I’m still reading through my copy of Home From Nowhere while I recover. Here Kunstler describes exactly the things that alienated me from the libertarian conception of liberty. This dilemma (alienation from my own heritage) was resolved for me once I discovered republicanism and ceased to confuse liberty (or independence) with license. If liberty is independence as opposed to choice, and the proper end of political action, the law can and should be used to place moral and aesthetic restraints upon absolute freedom.
It is hard to imagine a culture less concerned than ours with the things that make life worth living. Much of what we esteem as life-enhancing and pleasure-giving tends toward the childishly self-destructive: fast cars, gooby microwaved cheese snacks, prolonged television viewing, compulsive shopping, playing with guns, heavy drinking, kinky sex, to name a few. These are the fruits of political liberty in our time, and so, tragically, liberty iself begins to seem a rather trashy thing.
James Howard Kunstler, Home From Nowhere: Remaking Our Everyday World For the Twenty-First Century (New York: Simon & Schuster, 1998), 80
The sordid culture that I deplore came about through the confusion of republicanism with liberalism in the twentieth century. America’s national ideals do not necessarily lead to the libertarian celebration of the freedom of counterfeiters, habitual litterers or pornographers to deface the public realm.
Similarly, equality does not demand the nihilistic relativism of all lifestyle preferences. This is a recent innovation. Previous generations made a sharp distinction between civic equality, or the equality of all citizens before the law, and social equality. Like many other aspects of our heritage, this vital distinction was thrown in the garbage in the wake of the Civil Rights Movement, and has produced the interminable debates over the definition of marriage and abortion that have since fractured the nation.

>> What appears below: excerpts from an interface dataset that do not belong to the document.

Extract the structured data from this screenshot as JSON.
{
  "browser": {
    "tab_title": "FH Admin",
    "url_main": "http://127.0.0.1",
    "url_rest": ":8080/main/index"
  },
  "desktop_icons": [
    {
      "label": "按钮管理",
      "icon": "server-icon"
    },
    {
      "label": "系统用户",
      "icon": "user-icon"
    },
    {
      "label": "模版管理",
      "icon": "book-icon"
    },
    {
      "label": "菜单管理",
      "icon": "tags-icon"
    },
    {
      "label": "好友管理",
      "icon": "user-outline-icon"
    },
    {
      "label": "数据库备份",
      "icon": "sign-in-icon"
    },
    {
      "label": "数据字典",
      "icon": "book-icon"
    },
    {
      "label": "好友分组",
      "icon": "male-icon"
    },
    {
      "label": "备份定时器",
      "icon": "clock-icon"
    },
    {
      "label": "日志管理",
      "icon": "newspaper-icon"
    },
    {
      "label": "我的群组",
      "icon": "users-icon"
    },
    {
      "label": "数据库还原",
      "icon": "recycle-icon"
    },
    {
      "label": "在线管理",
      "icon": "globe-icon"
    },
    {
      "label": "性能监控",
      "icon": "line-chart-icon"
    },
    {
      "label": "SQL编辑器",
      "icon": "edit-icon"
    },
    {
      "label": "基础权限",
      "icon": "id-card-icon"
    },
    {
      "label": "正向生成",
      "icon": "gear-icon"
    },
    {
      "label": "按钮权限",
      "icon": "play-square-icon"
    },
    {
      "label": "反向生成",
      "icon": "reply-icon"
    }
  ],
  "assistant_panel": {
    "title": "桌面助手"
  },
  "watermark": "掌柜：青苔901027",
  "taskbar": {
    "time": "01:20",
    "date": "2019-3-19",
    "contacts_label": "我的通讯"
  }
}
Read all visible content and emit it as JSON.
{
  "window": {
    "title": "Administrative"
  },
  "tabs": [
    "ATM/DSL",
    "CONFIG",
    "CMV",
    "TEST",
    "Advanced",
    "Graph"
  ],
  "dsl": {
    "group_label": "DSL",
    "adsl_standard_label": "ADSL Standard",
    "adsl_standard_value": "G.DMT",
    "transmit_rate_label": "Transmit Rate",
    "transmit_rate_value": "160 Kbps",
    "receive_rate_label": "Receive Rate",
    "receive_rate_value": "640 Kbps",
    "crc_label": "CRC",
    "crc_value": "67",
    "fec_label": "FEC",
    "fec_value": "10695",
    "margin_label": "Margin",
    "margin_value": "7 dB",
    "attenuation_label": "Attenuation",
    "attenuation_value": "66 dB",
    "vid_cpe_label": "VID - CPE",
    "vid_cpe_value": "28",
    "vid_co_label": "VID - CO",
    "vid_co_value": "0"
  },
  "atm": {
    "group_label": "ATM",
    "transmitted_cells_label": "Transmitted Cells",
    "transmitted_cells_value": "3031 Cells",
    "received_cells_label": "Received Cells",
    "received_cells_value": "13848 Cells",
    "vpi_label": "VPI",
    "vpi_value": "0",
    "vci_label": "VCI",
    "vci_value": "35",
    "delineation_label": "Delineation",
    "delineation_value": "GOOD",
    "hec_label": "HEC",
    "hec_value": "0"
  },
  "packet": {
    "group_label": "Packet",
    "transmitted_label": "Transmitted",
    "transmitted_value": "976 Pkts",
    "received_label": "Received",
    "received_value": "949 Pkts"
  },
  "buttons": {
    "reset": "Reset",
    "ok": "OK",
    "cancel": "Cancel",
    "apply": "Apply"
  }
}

Tolerance is another American ideal that has been perverted from its original meaning. A tolerant person was a reasonable man who was openminded to new ideas, not a dogmatic enforcer of the etiquette of political correctness. The culture of the Enlightenment is not responsible for the catastrophe that is contemporary America. Rather, it was the radical rejection of the Enlightenment and the Western tradition in the wake of the Second World War that has brought us to where we are today.